The condo will have mops, brooms, vacuum cleaners, and most of the needed supplies. Most people simply clean like they would at home every day. This way at the end of the vacation, 30 minutes or so will complete the task before departure. If cleaning is not your thing, you may want to think twice about renting a condo.

The price is higher.

If you are renting a condo instead of one motel room, you will pay a lot more unless you always stay at premium motels and hotels. Condo rentals rely on multiple occupancy. By having the condo compete with the option of renting 2 to 4 rooms at a motel, it makes the price seem much more reasonable. However, the condo will hit you with a cleaning deposit, maintenance fees, and non-refundable amounts in your payments. None of these are a problem if you honor the contract and leave the place clean.

You do not get room service or a front desk to call for small needs.

If you forget your toothbrush or razor, it means a trip to the store to find one. Unlike some hotels, you will not be able to order a snack to be brought to your room. If you want a midnight snack, you better have stocked the pantry ahead of time. It can take longer to get repairs made when something quits working.

The quality of the furnishings are not uniform.

Unlike a motel, condos are not furnished throughout by the same decorator. Each condo owner furnishes their own apartment. From the furniture to the dishes to the wall decorations, the condo will reflect the owner’s taste and willingness to invest in his or her rental property. Within the same complex, you may find a wide variation. This means that returning to the same condo complex does not necessarily mean that you return to the same amenities.

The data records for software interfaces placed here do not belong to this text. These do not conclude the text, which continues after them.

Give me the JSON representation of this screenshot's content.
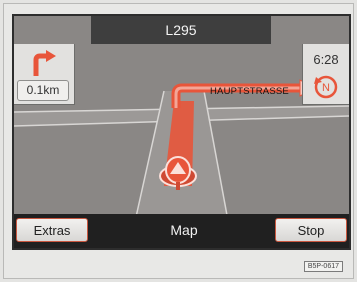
{
  "nav": {
    "road": "L295",
    "turn_distance": "0.1km",
    "time": "6:28",
    "compass_letter": "N",
    "street": "HAUPTSTRASSE"
  },
  "toolbar": {
    "extras_label": "Extras",
    "mode_label": "Map",
    "stop_label": "Stop"
  },
  "figure_code": "B5P-0617",
  "colors": {
    "route": "#e8553a",
    "accent": "#d94f36",
    "map_background": "#8a8785",
    "road": "#9d9a98",
    "panel": "#e2e1df"
  },
  "icons": [
    "turn-right-arrow-icon",
    "compass-icon",
    "vehicle-position-icon"
  ]
}
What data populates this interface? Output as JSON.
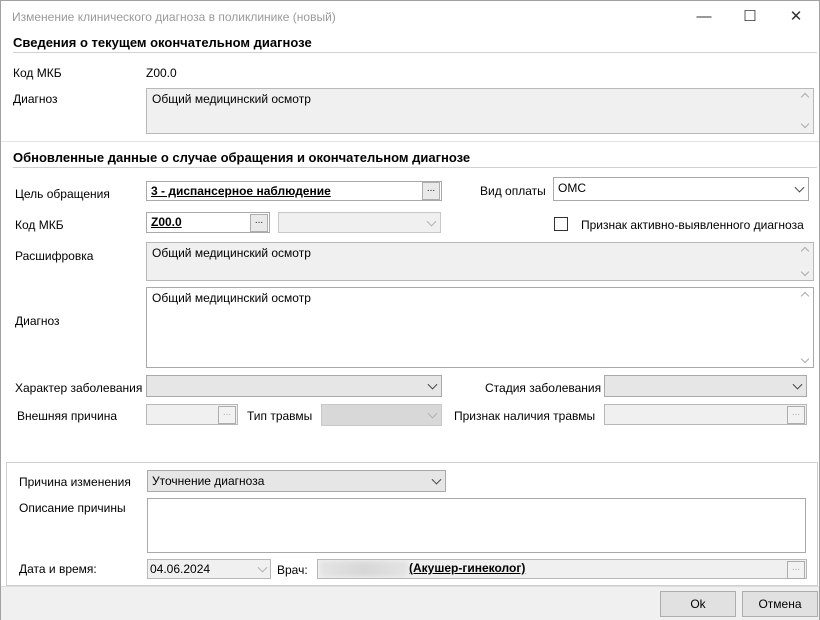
{
  "window": {
    "title": "Изменение клинического диагноза в поликлинике (новый)",
    "minimize_glyph": "—",
    "maximize_glyph": "☐",
    "close_glyph": "✕"
  },
  "current": {
    "section_title": "Сведения о текущем окончательном диагнозе",
    "mkb_label": "Код МКБ",
    "mkb_value": "Z00.0",
    "diagnosis_label": "Диагноз",
    "diagnosis_value": "Общий медицинский осмотр"
  },
  "updated": {
    "section_title": "Обновленные данные о случае обращения и окончательном диагнозе",
    "purpose_label": "Цель обращения",
    "purpose_value": "3 - диспансерное наблюдение",
    "payment_label": "Вид оплаты",
    "payment_value": "ОМС",
    "mkb_label": "Код МКБ",
    "mkb_value": "Z00.0",
    "active_label": "Признак активно-выявленного диагноза",
    "decode_label": "Расшифровка",
    "decode_value": "Общий медицинский осмотр",
    "diagnosis_label": "Диагноз",
    "diagnosis_value": "Общий медицинский осмотр",
    "character_label": "Характер заболевания",
    "character_value": "",
    "stage_label": "Стадия заболевания",
    "stage_value": "",
    "external_label": "Внешняя причина",
    "trauma_type_label": "Тип травмы",
    "trauma_sign_label": "Признак наличия травмы",
    "ellipsis": "..."
  },
  "change": {
    "reason_label": "Причина изменения",
    "reason_value": "Уточнение диагноза",
    "description_label": "Описание причины",
    "description_value": "",
    "datetime_label": "Дата и время:",
    "datetime_value": "04.06.2024",
    "doctor_label": "Врач:",
    "doctor_value": "(Акушер-гинеколог)"
  },
  "footer": {
    "ok_label": "Ok",
    "cancel_label": "Отмена"
  }
}
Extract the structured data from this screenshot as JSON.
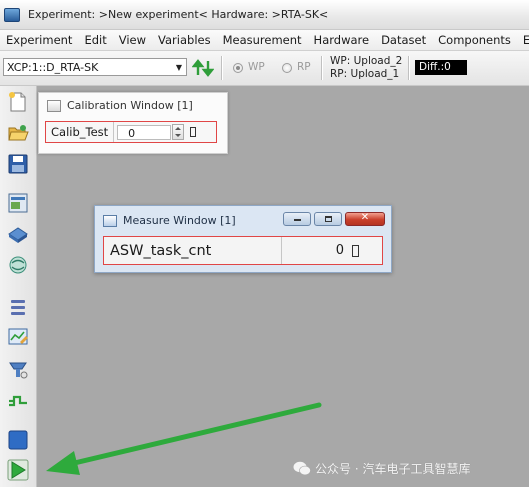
{
  "window": {
    "title": "Experiment: >New experiment< Hardware: >RTA-SK<"
  },
  "menu": [
    "Experiment",
    "Edit",
    "View",
    "Variables",
    "Measurement",
    "Hardware",
    "Dataset",
    "Components",
    "E-"
  ],
  "toolbar": {
    "device": "XCP:1::D_RTA-SK",
    "wp_label": "WP",
    "rp_label": "RP",
    "wp_page": "WP: Upload_2",
    "rp_page": "RP: Upload_1",
    "diff": "Diff.:0"
  },
  "calibration_window": {
    "title": "Calibration Window [1]",
    "variable": "Calib_Test",
    "value": "0"
  },
  "measure_window": {
    "title": "Measure Window [1]",
    "variable": "ASW_task_cnt",
    "value": "0"
  },
  "watermark": "公众号 · 汽车电子工具智慧库",
  "colors": {
    "highlight": "#e04646",
    "arrow": "#2eaa3c",
    "workspace": "#a8a8a8"
  },
  "sidebar_icons": [
    "new-icon",
    "open-icon",
    "save-icon",
    "properties-icon",
    "hardware-icon",
    "network-icon",
    "variable-list-icon",
    "calibration-icon",
    "measure-config-icon",
    "signal-icon",
    "stop-icon",
    "start-measurement-icon"
  ]
}
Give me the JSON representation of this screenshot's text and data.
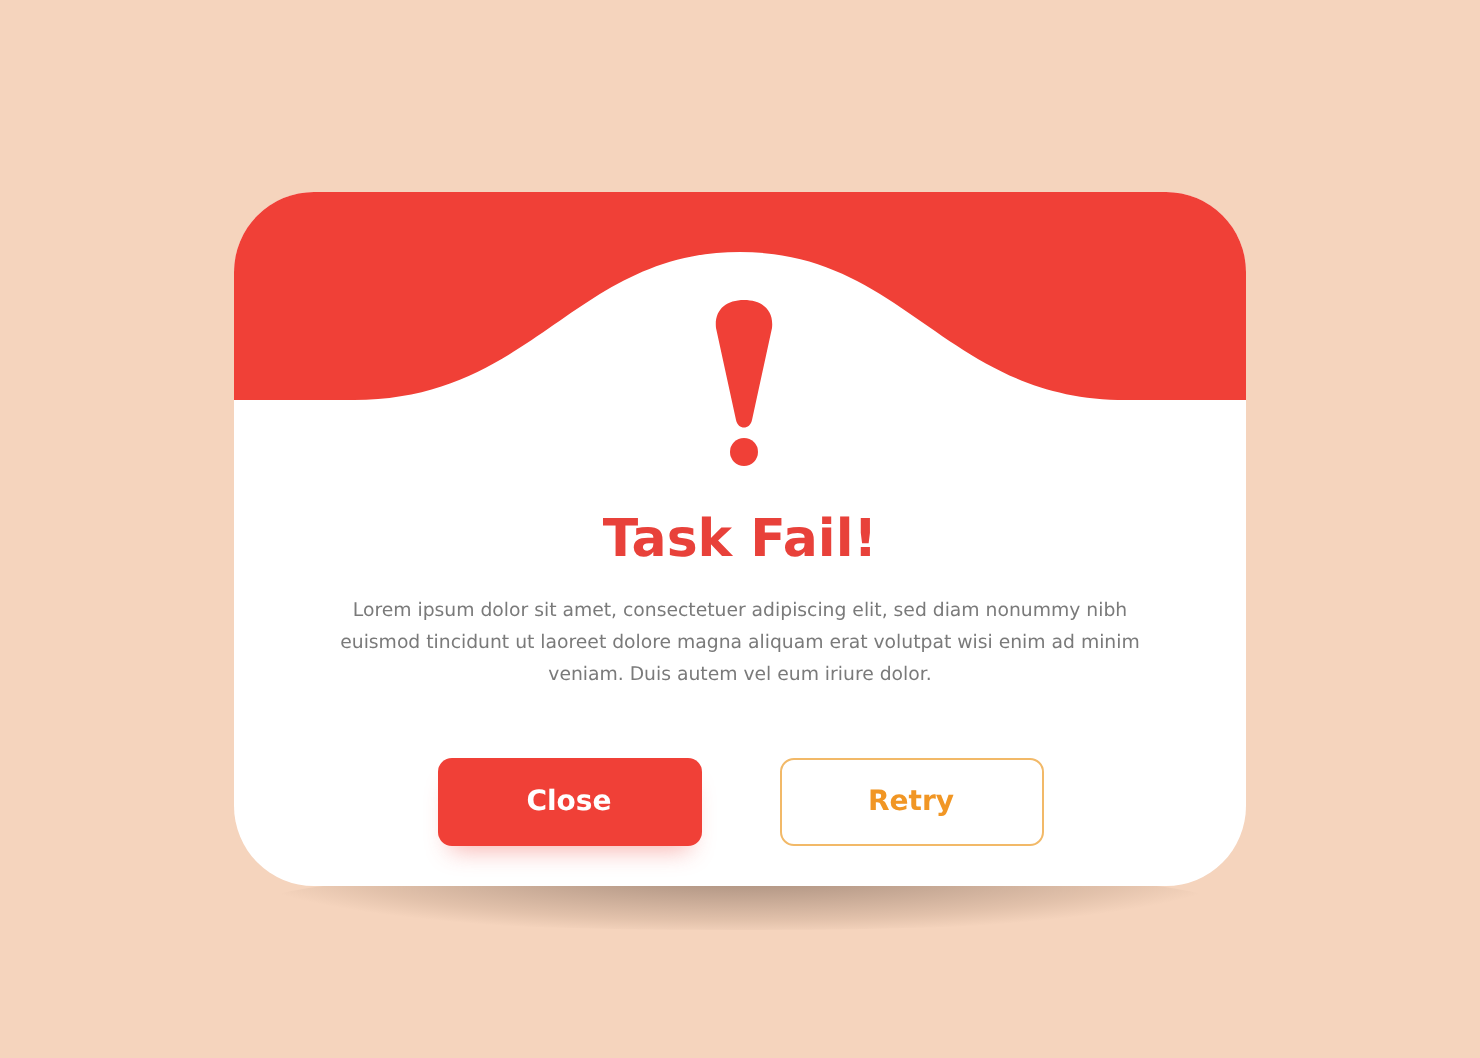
{
  "dialog": {
    "title": "Task Fail!",
    "message": "Lorem ipsum dolor sit amet, consectetuer adipiscing elit, sed diam nonummy nibh euismod tincidunt ut laoreet dolore magna aliquam erat volutpat wisi enim ad minim veniam. Duis autem vel eum iriure dolor.",
    "buttons": [
      {
        "label": "Close",
        "kind": "primary"
      },
      {
        "label": "Retry",
        "kind": "outline"
      }
    ]
  }
}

Eric Desiree is a graduate of Bachelor of Arts in Communication. He started his career as a Public Relations Officer in a law firm in Los Angeles California. Currently, he is the managing editor of ANCPR.